An aside: With double weave, the shafts that are "raised" to weave the bottom layer are actually being lowered from the perspective of the bottom layer, because the bottom layer is weaving upside down (from the weaver's perspective). It's helpful to think of the tieup for the bottom layer as a sort of photo negative, where up is down (black is white) and down is up (white is black).
Note that the second half of the tieup for both layers is totally blank. That's where Stubenitsky's ratio comes in. For this, I tried a tieup with a ratio of 4:4, meaning that, in the second half of the treadling above the ground tieup, 4 shafts are raised and 4 shafts are down in an ascending order for both layers (top and bottom layers, on odd and even-numbered treadles).
Here's how that 4:4 ratio looks.

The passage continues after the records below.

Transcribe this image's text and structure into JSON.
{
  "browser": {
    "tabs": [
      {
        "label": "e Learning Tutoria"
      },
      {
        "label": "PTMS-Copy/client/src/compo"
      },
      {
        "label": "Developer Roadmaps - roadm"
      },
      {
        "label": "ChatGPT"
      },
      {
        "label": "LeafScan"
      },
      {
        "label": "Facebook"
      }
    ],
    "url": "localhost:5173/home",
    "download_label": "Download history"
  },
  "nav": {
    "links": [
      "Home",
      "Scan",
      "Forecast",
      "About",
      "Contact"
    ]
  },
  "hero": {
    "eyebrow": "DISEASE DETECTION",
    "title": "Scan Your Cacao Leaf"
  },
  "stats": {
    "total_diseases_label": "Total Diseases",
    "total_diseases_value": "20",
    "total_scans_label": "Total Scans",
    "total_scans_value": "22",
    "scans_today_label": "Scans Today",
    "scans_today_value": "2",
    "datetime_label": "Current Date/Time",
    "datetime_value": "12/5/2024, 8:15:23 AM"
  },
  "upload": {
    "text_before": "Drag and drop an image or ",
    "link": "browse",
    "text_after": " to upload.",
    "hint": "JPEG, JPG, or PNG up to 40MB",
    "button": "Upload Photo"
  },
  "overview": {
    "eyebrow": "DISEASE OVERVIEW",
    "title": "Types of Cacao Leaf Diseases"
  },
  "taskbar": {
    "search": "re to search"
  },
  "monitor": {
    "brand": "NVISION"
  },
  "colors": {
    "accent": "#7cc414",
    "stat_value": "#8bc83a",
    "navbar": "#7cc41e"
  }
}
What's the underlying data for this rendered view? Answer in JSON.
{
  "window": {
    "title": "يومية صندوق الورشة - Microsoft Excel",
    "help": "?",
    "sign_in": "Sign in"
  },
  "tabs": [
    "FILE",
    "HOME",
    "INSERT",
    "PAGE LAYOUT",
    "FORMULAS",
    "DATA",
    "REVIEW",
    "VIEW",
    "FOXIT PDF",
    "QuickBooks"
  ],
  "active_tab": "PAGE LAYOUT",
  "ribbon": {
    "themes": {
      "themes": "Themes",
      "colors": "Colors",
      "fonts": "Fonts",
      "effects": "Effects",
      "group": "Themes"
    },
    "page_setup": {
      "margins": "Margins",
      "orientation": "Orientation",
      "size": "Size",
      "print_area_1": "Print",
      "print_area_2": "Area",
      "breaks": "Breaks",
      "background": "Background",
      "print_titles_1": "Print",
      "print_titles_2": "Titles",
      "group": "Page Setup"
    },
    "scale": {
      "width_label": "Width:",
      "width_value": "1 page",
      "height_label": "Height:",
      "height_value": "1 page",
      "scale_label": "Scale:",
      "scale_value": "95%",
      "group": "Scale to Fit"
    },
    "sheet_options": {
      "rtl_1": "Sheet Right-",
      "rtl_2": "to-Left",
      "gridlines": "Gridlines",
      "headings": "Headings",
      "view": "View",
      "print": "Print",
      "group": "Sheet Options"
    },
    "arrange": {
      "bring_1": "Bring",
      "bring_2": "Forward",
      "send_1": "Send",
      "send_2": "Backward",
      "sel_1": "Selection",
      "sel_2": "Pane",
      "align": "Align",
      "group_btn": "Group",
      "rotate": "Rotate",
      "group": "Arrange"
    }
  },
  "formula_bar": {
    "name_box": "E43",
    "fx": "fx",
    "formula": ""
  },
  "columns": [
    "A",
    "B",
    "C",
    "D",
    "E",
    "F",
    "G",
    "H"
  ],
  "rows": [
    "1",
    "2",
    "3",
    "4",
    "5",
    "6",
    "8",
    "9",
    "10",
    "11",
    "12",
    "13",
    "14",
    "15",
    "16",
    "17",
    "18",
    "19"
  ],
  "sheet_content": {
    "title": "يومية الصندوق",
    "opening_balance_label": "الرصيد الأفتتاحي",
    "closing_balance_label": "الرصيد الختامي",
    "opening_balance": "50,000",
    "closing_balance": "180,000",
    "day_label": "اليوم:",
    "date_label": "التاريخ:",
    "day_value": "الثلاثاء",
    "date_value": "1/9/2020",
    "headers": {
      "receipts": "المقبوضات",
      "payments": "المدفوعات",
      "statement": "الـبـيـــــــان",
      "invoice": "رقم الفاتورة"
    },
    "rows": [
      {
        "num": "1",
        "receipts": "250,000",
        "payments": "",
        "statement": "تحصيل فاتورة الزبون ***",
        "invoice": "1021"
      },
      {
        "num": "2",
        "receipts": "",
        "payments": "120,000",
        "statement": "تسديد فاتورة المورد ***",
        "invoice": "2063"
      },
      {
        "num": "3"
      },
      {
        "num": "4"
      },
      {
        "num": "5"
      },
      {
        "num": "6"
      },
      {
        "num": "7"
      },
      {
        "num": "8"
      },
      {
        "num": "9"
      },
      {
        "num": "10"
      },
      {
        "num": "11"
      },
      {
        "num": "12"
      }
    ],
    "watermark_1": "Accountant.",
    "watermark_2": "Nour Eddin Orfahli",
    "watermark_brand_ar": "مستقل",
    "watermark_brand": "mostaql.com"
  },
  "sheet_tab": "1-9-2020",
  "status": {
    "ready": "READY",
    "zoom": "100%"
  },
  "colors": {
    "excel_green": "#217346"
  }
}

Next I created a tieup with a 5 to 3 ratio, which looks like this.